The New York State Education Department (NYSED) established a program in the 2014-2015 school year called Strengthening Teacher and Leader Effectiveness (STLE), with the goal of placing the State’s most effective teachers and principals in the highest-needs schools. We are aligned with NYSED’s goal, and we believe in the multi-measurement evaluation system they proposed as a solution [5]. We want to take solutions one step further and place an emphasis on recruiting those Highly Effective and Effective educators identified by the multi-measurement evaluation system, and create career pathway opportunities to educate students who traditionally have been disproportionately taught by underqualified educators. Teachers unions throughout the state have supported the development of career pathways, indicating that NYSUT would be in support of this idea.

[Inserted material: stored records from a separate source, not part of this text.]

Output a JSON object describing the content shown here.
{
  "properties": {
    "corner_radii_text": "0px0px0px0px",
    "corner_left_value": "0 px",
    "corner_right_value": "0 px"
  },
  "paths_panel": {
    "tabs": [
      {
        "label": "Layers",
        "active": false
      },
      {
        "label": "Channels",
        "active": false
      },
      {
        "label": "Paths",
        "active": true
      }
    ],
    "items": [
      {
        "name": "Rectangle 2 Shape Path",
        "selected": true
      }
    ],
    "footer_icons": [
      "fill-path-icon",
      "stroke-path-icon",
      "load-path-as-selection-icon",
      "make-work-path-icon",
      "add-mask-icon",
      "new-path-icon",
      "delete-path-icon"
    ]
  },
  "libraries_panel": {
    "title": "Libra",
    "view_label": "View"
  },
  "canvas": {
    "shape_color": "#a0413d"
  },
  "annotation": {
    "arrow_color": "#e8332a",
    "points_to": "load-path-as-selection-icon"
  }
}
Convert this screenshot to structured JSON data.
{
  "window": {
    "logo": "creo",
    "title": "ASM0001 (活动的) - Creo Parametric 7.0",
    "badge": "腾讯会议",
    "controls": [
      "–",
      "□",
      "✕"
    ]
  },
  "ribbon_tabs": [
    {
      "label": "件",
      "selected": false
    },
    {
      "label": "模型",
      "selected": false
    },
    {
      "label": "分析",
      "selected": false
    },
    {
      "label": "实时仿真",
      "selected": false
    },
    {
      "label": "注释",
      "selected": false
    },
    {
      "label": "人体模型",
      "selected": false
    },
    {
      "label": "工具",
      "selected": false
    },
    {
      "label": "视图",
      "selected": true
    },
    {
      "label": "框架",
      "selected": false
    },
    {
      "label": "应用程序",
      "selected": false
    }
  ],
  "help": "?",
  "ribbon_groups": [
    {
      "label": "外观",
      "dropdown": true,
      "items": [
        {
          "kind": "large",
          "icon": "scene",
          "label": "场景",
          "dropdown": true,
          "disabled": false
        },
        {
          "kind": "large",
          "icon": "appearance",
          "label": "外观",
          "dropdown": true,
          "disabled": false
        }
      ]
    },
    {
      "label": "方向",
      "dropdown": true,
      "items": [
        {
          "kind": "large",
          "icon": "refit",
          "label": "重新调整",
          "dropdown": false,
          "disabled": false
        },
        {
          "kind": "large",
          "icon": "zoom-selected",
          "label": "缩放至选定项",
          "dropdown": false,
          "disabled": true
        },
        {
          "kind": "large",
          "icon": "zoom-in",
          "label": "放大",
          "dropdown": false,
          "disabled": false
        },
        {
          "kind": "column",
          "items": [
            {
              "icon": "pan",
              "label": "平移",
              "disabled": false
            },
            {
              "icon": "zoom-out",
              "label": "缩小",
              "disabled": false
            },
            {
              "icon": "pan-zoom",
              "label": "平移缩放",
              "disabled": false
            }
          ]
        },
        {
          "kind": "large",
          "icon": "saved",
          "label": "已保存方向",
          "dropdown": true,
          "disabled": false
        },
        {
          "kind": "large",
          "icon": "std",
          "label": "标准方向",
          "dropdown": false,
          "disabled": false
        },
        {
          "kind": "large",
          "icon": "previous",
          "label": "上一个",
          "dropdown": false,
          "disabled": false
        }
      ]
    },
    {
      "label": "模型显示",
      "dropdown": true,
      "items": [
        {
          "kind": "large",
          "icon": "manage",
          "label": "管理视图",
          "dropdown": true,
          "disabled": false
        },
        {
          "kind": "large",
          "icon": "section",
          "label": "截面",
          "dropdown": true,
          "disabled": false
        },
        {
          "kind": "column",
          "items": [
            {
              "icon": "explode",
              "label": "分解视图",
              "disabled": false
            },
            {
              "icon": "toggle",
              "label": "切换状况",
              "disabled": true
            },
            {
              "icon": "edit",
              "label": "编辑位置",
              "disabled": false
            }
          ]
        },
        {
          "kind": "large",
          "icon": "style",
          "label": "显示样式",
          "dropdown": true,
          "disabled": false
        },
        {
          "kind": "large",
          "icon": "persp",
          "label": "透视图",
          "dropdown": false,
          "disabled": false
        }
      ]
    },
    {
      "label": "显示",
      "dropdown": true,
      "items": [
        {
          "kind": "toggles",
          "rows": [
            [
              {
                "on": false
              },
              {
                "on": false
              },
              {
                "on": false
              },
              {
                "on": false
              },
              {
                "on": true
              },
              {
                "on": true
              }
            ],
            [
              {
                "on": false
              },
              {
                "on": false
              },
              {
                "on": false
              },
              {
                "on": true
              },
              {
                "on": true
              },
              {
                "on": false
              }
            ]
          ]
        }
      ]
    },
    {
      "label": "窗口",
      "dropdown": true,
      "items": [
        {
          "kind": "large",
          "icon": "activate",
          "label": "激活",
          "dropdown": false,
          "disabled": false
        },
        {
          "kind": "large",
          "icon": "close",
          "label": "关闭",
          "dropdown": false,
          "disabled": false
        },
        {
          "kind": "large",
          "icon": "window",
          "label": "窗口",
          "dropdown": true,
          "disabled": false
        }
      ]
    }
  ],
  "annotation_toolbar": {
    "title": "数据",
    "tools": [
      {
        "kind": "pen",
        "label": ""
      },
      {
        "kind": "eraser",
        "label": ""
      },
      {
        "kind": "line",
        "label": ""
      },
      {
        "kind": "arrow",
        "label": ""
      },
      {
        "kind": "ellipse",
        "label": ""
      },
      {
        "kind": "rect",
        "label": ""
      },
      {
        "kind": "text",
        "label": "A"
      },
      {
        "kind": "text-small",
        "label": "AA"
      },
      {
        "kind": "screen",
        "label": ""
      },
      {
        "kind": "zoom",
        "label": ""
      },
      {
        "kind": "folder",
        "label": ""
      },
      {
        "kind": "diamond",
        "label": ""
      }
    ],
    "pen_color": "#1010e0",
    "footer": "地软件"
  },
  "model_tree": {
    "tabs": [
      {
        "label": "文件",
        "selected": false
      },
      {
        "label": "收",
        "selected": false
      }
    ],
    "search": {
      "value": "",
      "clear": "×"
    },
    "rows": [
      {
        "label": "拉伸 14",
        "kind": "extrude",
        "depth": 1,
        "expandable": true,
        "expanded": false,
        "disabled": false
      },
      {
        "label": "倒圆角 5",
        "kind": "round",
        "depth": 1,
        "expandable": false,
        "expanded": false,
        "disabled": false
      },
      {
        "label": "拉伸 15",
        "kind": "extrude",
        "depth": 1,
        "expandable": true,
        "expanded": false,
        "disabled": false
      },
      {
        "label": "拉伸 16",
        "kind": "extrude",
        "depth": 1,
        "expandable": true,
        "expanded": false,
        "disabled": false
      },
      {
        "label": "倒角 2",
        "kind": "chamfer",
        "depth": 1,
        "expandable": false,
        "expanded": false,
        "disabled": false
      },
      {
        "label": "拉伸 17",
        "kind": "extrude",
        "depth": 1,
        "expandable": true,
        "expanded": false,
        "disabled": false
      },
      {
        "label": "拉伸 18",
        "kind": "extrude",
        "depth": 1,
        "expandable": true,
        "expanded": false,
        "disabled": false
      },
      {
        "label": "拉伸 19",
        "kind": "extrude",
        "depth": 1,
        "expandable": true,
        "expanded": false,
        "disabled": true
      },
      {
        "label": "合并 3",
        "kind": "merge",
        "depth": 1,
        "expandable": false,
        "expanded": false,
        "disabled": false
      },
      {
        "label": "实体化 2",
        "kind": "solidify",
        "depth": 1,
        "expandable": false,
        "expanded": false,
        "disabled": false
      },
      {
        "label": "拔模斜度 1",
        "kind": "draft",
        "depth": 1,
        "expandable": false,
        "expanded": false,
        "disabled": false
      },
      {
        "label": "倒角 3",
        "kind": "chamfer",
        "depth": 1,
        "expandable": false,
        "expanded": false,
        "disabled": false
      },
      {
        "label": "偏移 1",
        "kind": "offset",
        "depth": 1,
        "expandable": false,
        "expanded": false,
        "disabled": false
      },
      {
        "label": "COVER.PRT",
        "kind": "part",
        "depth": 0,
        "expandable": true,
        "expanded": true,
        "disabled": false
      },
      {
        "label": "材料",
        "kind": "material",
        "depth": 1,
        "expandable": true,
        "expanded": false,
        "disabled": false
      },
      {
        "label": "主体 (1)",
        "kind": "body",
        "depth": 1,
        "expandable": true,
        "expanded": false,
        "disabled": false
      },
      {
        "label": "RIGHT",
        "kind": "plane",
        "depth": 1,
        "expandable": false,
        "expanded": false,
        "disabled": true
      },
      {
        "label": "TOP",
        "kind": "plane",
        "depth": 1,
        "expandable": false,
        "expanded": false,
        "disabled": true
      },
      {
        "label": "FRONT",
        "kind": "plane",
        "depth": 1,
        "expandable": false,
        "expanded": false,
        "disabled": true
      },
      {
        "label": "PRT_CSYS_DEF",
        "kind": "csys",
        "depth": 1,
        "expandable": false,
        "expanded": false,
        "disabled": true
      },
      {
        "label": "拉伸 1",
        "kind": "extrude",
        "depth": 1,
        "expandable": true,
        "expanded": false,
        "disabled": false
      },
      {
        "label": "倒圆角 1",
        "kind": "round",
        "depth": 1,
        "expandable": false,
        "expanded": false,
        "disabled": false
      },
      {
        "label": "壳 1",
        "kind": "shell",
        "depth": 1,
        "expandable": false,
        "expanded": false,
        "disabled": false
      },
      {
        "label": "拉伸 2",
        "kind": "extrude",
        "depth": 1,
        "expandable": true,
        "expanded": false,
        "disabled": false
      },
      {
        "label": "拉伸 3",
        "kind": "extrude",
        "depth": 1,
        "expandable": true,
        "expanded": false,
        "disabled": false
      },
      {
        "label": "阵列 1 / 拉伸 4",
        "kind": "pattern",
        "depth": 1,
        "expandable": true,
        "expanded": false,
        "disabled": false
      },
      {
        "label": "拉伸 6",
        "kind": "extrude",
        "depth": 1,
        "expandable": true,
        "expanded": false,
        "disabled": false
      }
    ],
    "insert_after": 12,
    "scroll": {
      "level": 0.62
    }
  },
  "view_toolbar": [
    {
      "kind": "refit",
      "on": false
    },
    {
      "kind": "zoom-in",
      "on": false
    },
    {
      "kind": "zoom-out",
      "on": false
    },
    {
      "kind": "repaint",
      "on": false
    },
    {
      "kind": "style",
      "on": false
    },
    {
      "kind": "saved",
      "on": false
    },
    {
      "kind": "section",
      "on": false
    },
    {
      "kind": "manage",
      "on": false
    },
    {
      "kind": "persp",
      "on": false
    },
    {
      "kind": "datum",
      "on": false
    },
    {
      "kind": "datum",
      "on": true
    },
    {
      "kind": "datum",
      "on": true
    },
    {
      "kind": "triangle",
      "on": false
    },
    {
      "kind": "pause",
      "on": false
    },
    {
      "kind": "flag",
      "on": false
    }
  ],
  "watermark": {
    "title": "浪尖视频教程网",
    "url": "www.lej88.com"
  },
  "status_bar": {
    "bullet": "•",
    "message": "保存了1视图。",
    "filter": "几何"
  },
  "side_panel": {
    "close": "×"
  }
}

Our proposed solution addresses both aspects of the two-pronged approach.

Residencies: Under ESSA, New York State must draft regulations that prioritize the use of Title II funds for the creation and/or maintenance of both university-based and non-profit-sponsored teacher residency and induction programs. Additionally, New York should apply for US Department of Education Teacher Quality Partnership grant funds to support partnerships between institutes of higher education, teacher preparation programs, and high-need districts and schools to implement model teaching residency programs.

Implementation: ESSA allows states to reserve up to 2% of their Title II funding to prepare educators to work in high-needs schools. New York State must draft regulations that preserve the use of this 2% of Title II funding for this purpose.


A New York State Elevating Effective Educators grant program is needed to improve equity in student access to high quality educators and to create a sustainable culture of high-quality teaching in high-needs schools. This grant will partner effective educators with supervisors in order to improve school culture and provide professional opportunities and mentoring to other educators in the highest-needs schools in New York City. Additionally, this proposal aims to make the distribution of educators more equitable within districts, not just between districts.  


Teachers who are tenured in New York State are eligible for the program. If selected, teachers must adhere to a three-year commitment to the program. Geographical considerations will also be made, based on schools/districts selected for the grant. Teachers may apply or be nominated for the program. Priority will be given to teachers with a Highly Effective rating for three consecutive school years.


Step 1: School/District Application process (priority given to schools/districts with the highest needs, based on State-approved accountability measures, such as APPR)

Step 2: Teacher Application process

Step 3: Schools/Districts and Teachers are matched and announced

Step 4: Training for Supervisors and Teachers

Step 5: Cohort 1 of Elevating Effective Educators


It is recommended that a minimum of fifty schools/districts participate in this grant program, and an allocation of funds be commensurate with that figure. According to the United States Department of Education, Non- Regulatory Guidance for Title II, “SEAs [State education agencies] and LEAs [local education agencies] are encouraged to use Title II, Part A funds to establish and support high quality educator induction and mentorship programs that where possible are evidence-based and are designed to improve classroom instruction and student learning and achievement and increase the retention of effective teachers, principals, or other school leaders.” [9] (ESSA Section 2101 (c) (4) (B) (vii)) We hope that this grant may be funded in part using Title II dollars.             

For more information, contact the New York Educator Voice Fellowship or email